(Items from a data source)
■ ■ ■ ■ ■
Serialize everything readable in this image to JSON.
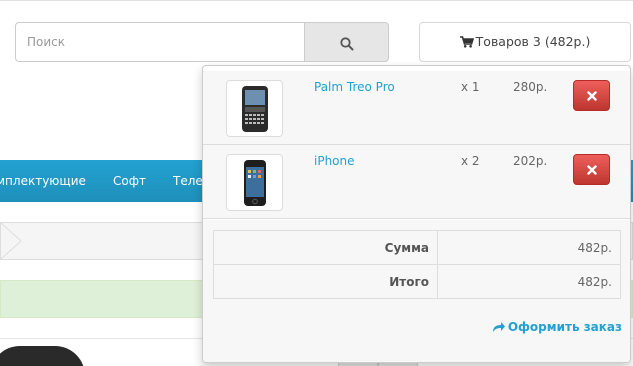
{
  "search": {
    "placeholder": "Поиск"
  },
  "cart": {
    "button_label": "Товаров 3 (482р.)"
  },
  "menu": {
    "items": [
      "мплектующие",
      "Софт",
      "Теле"
    ]
  },
  "dropdown": {
    "items": [
      {
        "name": "Palm Treo Pro",
        "qty": "x 1",
        "price": "280р."
      },
      {
        "name": "iPhone",
        "qty": "x 2",
        "price": "202р."
      }
    ],
    "totals": [
      {
        "label": "Сумма",
        "value": "482р."
      },
      {
        "label": "Итого",
        "value": "482р."
      }
    ],
    "checkout_label": "Оформить заказ"
  },
  "colors": {
    "accent": "#23a1d1",
    "danger": "#da4f49",
    "menu_bg": "#229ac8",
    "alert_bg": "#dff0d8"
  }
}
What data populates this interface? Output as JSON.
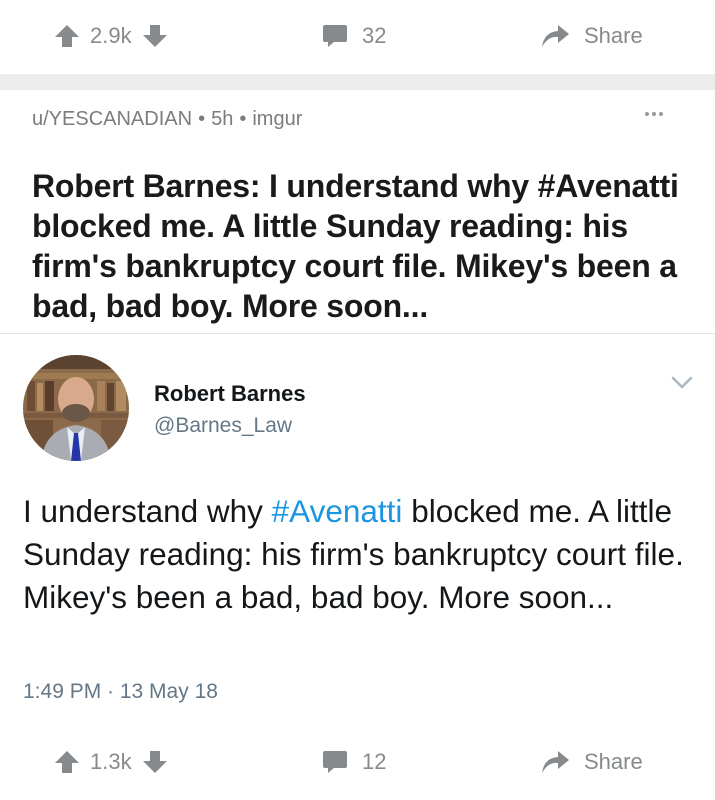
{
  "top_actions": {
    "score": "2.9k",
    "comments": "32",
    "share_label": "Share"
  },
  "post": {
    "author": "u/YESCANADIAN",
    "age": "5h",
    "domain": "imgur",
    "title": "Robert Barnes: I understand why #Avenatti blocked me. A little Sunday reading: his firm's bankruptcy court file. Mikey's been a bad, bad boy. More soon..."
  },
  "tweet": {
    "name": "Robert Barnes",
    "handle": "@Barnes_Law",
    "text_before": "I understand why ",
    "hashtag": "#Avenatti",
    "text_after": " blocked me. A little Sunday reading: his firm's bankruptcy court file. Mikey's been a bad, bad boy. More soon...",
    "timestamp": "1:49 PM · 13 May 18"
  },
  "bottom_actions": {
    "score": "1.3k",
    "comments": "12",
    "share_label": "Share"
  },
  "icons": {
    "upvote": "arrow-up-icon",
    "downvote": "arrow-down-icon",
    "comment": "speech-bubble-icon",
    "share": "share-arrow-icon",
    "more": "ellipsis-icon",
    "chevron": "chevron-down-icon"
  },
  "colors": {
    "icon_gray": "#878a8c",
    "hashtag_blue": "#1b95e0",
    "divider": "#ededed"
  }
}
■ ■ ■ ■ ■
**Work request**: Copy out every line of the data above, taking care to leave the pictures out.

**Response box**:
Serialize everything readable in this image to JSON.
{
  "search": {
    "placeholder": "Поиск"
  },
  "cart": {
    "button_label": "Товаров 3 (482р.)"
  },
  "menu": {
    "items": [
      "мплектующие",
      "Софт",
      "Теле"
    ]
  },
  "dropdown": {
    "items": [
      {
        "name": "Palm Treo Pro",
        "qty": "x 1",
        "price": "280р."
      },
      {
        "name": "iPhone",
        "qty": "x 2",
        "price": "202р."
      }
    ],
    "totals": [
      {
        "label": "Сумма",
        "value": "482р."
      },
      {
        "label": "Итого",
        "value": "482р."
      }
    ],
    "checkout_label": "Оформить заказ"
  },
  "colors": {
    "accent": "#23a1d1",
    "danger": "#da4f49",
    "menu_bg": "#229ac8",
    "alert_bg": "#dff0d8"
  }
}
What data populates this interface? Output as JSON.
{
  "top_actions": {
    "score": "2.9k",
    "comments": "32",
    "share_label": "Share"
  },
  "post": {
    "author": "u/YESCANADIAN",
    "age": "5h",
    "domain": "imgur",
    "title": "Robert Barnes: I understand why #Avenatti blocked me. A little Sunday reading: his firm's bankruptcy court file. Mikey's been a bad, bad boy. More soon..."
  },
  "tweet": {
    "name": "Robert Barnes",
    "handle": "@Barnes_Law",
    "text_before": "I understand why ",
    "hashtag": "#Avenatti",
    "text_after": " blocked me. A little Sunday reading: his firm's bankruptcy court file. Mikey's been a bad, bad boy. More soon...",
    "timestamp": "1:49 PM · 13 May 18"
  },
  "bottom_actions": {
    "score": "1.3k",
    "comments": "12",
    "share_label": "Share"
  },
  "icons": {
    "upvote": "arrow-up-icon",
    "downvote": "arrow-down-icon",
    "comment": "speech-bubble-icon",
    "share": "share-arrow-icon",
    "more": "ellipsis-icon",
    "chevron": "chevron-down-icon"
  },
  "colors": {
    "icon_gray": "#878a8c",
    "hashtag_blue": "#1b95e0",
    "divider": "#ededed"
  }
}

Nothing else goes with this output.